┌──

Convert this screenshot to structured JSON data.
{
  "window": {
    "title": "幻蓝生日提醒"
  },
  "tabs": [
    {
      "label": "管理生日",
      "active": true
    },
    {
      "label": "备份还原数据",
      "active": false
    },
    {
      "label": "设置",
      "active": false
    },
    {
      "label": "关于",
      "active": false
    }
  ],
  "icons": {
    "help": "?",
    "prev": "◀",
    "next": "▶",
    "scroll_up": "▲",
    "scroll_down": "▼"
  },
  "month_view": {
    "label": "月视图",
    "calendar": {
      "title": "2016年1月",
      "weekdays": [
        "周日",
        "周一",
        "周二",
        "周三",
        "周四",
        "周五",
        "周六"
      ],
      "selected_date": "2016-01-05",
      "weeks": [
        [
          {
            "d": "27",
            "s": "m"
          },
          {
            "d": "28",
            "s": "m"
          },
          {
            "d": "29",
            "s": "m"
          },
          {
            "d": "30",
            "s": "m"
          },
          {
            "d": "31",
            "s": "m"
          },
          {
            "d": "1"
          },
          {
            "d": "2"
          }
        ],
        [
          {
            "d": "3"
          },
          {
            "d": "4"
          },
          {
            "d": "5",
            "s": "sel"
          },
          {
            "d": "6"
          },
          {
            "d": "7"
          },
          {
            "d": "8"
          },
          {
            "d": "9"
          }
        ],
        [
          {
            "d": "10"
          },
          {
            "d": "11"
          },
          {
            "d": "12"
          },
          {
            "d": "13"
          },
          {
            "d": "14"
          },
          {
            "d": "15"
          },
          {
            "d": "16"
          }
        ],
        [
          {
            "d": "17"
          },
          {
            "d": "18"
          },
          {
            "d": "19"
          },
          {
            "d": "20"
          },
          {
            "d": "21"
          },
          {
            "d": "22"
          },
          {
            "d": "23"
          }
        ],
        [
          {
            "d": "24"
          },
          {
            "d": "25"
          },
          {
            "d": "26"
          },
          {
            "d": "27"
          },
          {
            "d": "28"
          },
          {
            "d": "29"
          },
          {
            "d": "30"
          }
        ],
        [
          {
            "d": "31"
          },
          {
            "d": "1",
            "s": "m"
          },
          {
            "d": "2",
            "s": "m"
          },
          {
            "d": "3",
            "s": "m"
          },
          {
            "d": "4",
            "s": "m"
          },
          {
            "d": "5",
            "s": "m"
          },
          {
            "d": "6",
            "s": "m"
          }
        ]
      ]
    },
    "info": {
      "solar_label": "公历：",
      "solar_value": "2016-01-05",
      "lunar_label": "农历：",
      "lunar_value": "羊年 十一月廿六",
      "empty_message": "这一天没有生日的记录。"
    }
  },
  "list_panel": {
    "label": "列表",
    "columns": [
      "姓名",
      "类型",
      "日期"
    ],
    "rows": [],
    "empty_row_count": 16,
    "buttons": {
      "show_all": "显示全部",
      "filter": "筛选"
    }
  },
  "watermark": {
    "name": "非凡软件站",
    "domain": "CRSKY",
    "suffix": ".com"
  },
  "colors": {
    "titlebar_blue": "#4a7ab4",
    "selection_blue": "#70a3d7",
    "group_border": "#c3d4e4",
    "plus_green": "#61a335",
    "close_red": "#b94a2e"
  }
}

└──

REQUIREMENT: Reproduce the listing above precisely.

ANSWER SPACE:
Convert this screenshot to structured JSON data.
{
  "window": {
    "title": "幻蓝生日提醒"
  },
  "tabs": [
    {
      "label": "管理生日",
      "active": true
    },
    {
      "label": "备份还原数据",
      "active": false
    },
    {
      "label": "设置",
      "active": false
    },
    {
      "label": "关于",
      "active": false
    }
  ],
  "icons": {
    "help": "?",
    "prev": "◀",
    "next": "▶",
    "scroll_up": "▲",
    "scroll_down": "▼"
  },
  "month_view": {
    "label": "月视图",
    "calendar": {
      "title": "2016年1月",
      "weekdays": [
        "周日",
        "周一",
        "周二",
        "周三",
        "周四",
        "周五",
        "周六"
      ],
      "selected_date": "2016-01-05",
      "weeks": [
        [
          {
            "d": "27",
            "s": "m"
          },
          {
            "d": "28",
            "s": "m"
          },
          {
            "d": "29",
            "s": "m"
          },
          {
            "d": "30",
            "s": "m"
          },
          {
            "d": "31",
            "s": "m"
          },
          {
            "d": "1"
          },
          {
            "d": "2"
          }
        ],
        [
          {
            "d": "3"
          },
          {
            "d": "4"
          },
          {
            "d": "5",
            "s": "sel"
          },
          {
            "d": "6"
          },
          {
            "d": "7"
          },
          {
            "d": "8"
          },
          {
            "d": "9"
          }
        ],
        [
          {
            "d": "10"
          },
          {
            "d": "11"
          },
          {
            "d": "12"
          },
          {
            "d": "13"
          },
          {
            "d": "14"
          },
          {
            "d": "15"
          },
          {
            "d": "16"
          }
        ],
        [
          {
            "d": "17"
          },
          {
            "d": "18"
          },
          {
            "d": "19"
          },
          {
            "d": "20"
          },
          {
            "d": "21"
          },
          {
            "d": "22"
          },
          {
            "d": "23"
          }
        ],
        [
          {
            "d": "24"
          },
          {
            "d": "25"
          },
          {
            "d": "26"
          },
          {
            "d": "27"
          },
          {
            "d": "28"
          },
          {
            "d": "29"
          },
          {
            "d": "30"
          }
        ],
        [
          {
            "d": "31"
          },
          {
            "d": "1",
            "s": "m"
          },
          {
            "d": "2",
            "s": "m"
          },
          {
            "d": "3",
            "s": "m"
          },
          {
            "d": "4",
            "s": "m"
          },
          {
            "d": "5",
            "s": "m"
          },
          {
            "d": "6",
            "s": "m"
          }
        ]
      ]
    },
    "info": {
      "solar_label": "公历：",
      "solar_value": "2016-01-05",
      "lunar_label": "农历：",
      "lunar_value": "羊年 十一月廿六",
      "empty_message": "这一天没有生日的记录。"
    }
  },
  "list_panel": {
    "label": "列表",
    "columns": [
      "姓名",
      "类型",
      "日期"
    ],
    "rows": [],
    "empty_row_count": 16,
    "buttons": {
      "show_all": "显示全部",
      "filter": "筛选"
    }
  },
  "watermark": {
    "name": "非凡软件站",
    "domain": "CRSKY",
    "suffix": ".com"
  },
  "colors": {
    "titlebar_blue": "#4a7ab4",
    "selection_blue": "#70a3d7",
    "group_border": "#c3d4e4",
    "plus_green": "#61a335",
    "close_red": "#b94a2e"
  }
}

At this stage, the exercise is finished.